Entries taken from a collection:
* * * * * * * * *

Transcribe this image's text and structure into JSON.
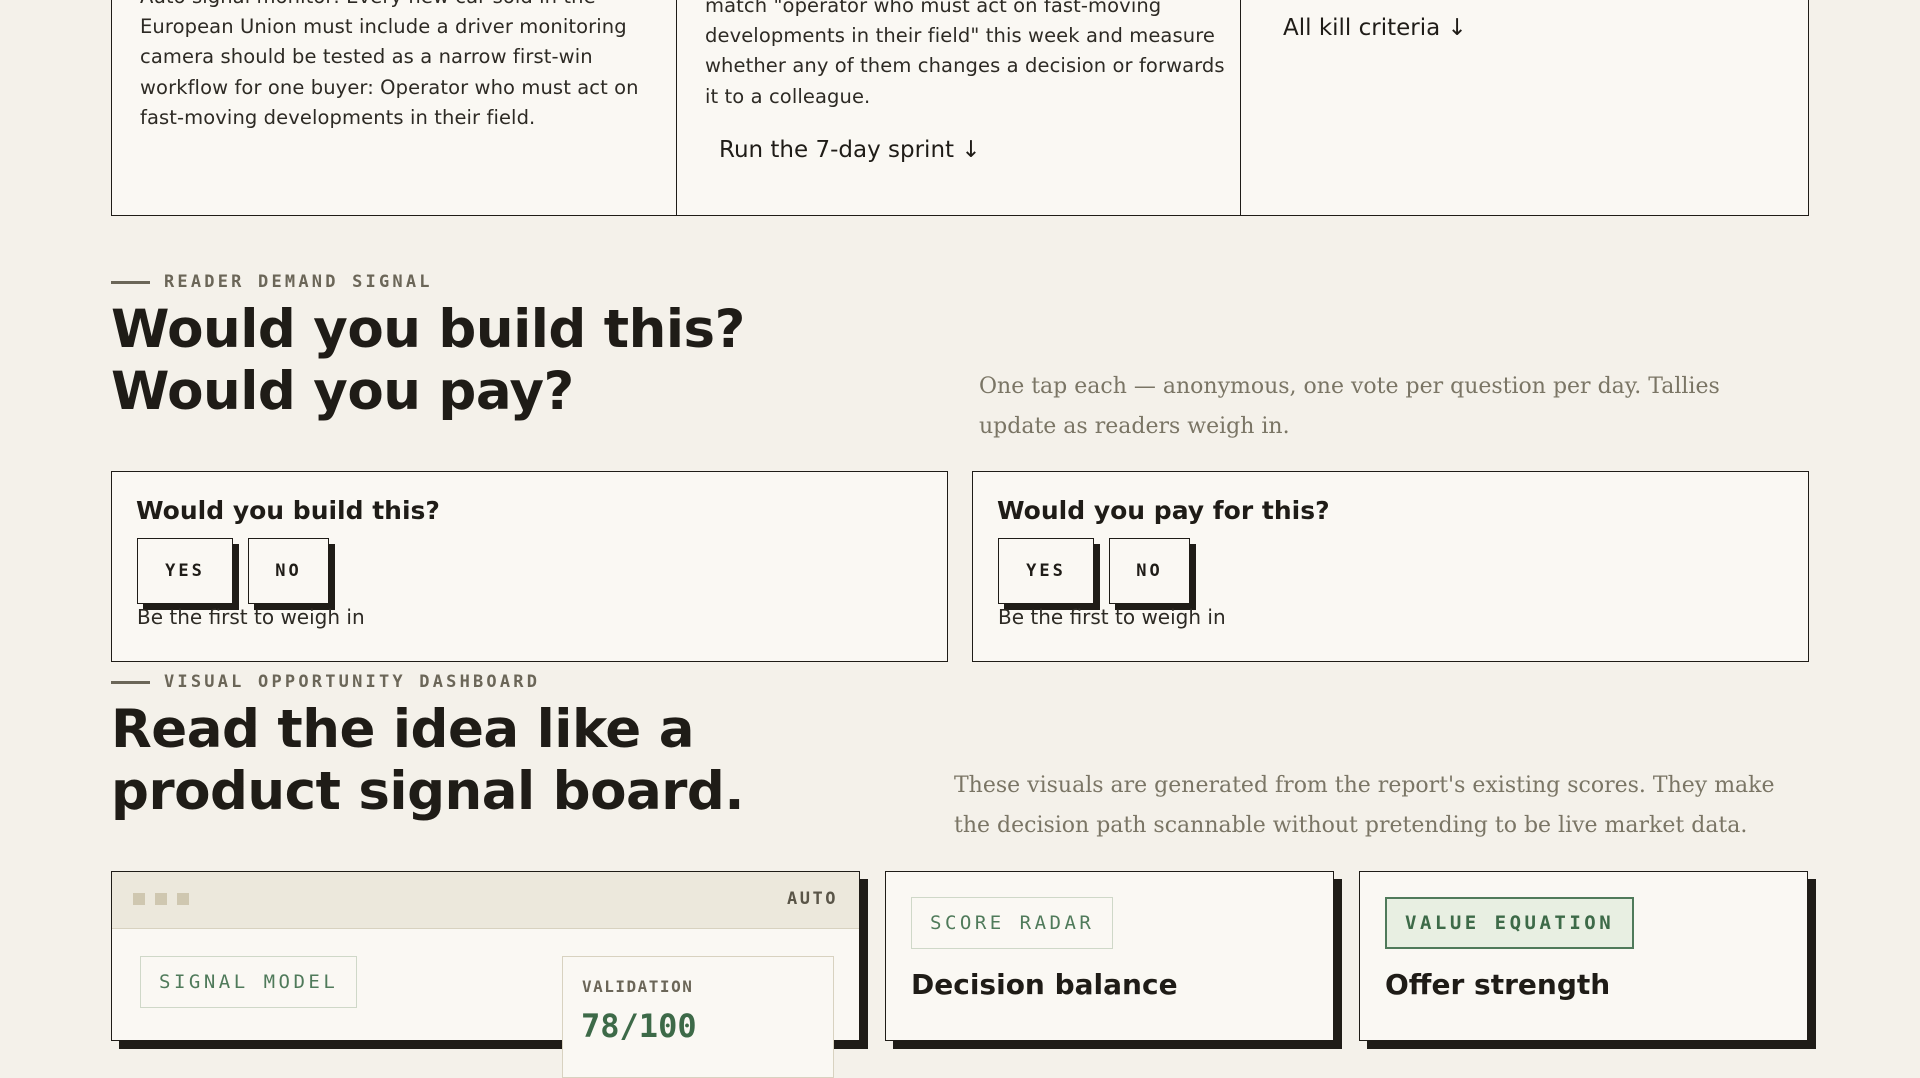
{
  "top_cards": {
    "card1_text": "Auto signal monitor: Every new car sold in the European Union must include a driver monitoring camera should be tested as a narrow first-win workflow for one buyer: Operator who must act on fast-moving developments in their field.",
    "card2_text": "match \"operator who must act on fast-moving developments in their field\" this week and measure whether any of them changes a decision or forwards it to a colleague.",
    "card2_link": "Run the 7-day sprint ↓",
    "card3_link": "All kill criteria ↓"
  },
  "demand": {
    "eyebrow": "READER DEMAND SIGNAL",
    "title": "Would you build this? Would you pay?",
    "lede": "One tap each — anonymous, one vote per question per day. Tallies update as readers weigh in.",
    "polls": [
      {
        "question": "Would you build this?",
        "yes": "YES",
        "no": "NO",
        "status": "Be the first to weigh in"
      },
      {
        "question": "Would you pay for this?",
        "yes": "YES",
        "no": "NO",
        "status": "Be the first to weigh in"
      }
    ]
  },
  "dashboard": {
    "eyebrow": "VISUAL OPPORTUNITY DASHBOARD",
    "title": "Read the idea like a product signal board.",
    "lede": "These visuals are generated from the report's existing scores. They make the decision path scannable without pretending to be live market data.",
    "signal_card": {
      "tag": "AUTO",
      "pill": "SIGNAL MODEL",
      "validation_label": "VALIDATION",
      "validation_value": "78/100"
    },
    "radar_card": {
      "pill": "SCORE RADAR",
      "title": "Decision balance"
    },
    "value_card": {
      "pill": "VALUE EQUATION",
      "title": "Offer strength"
    }
  },
  "colors": {
    "accent": "#4f7a5a",
    "ink": "#1f1c17",
    "paper": "#faf8f3",
    "background": "#f4f1ea"
  }
}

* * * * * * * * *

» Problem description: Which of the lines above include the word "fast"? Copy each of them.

» Solved exercise:
    "card1_text": "Auto signal monitor: Every new car sold in the European Union must include a driver monitoring camera should be tested as a narrow first-win workflow for one buyer: Operator who must act on fast-moving developments in their field.",
    "card2_text": "match \"operator who must act on fast-moving developments in their field\" this week and measure whether any of them changes a decision or forwards it to a colleague.",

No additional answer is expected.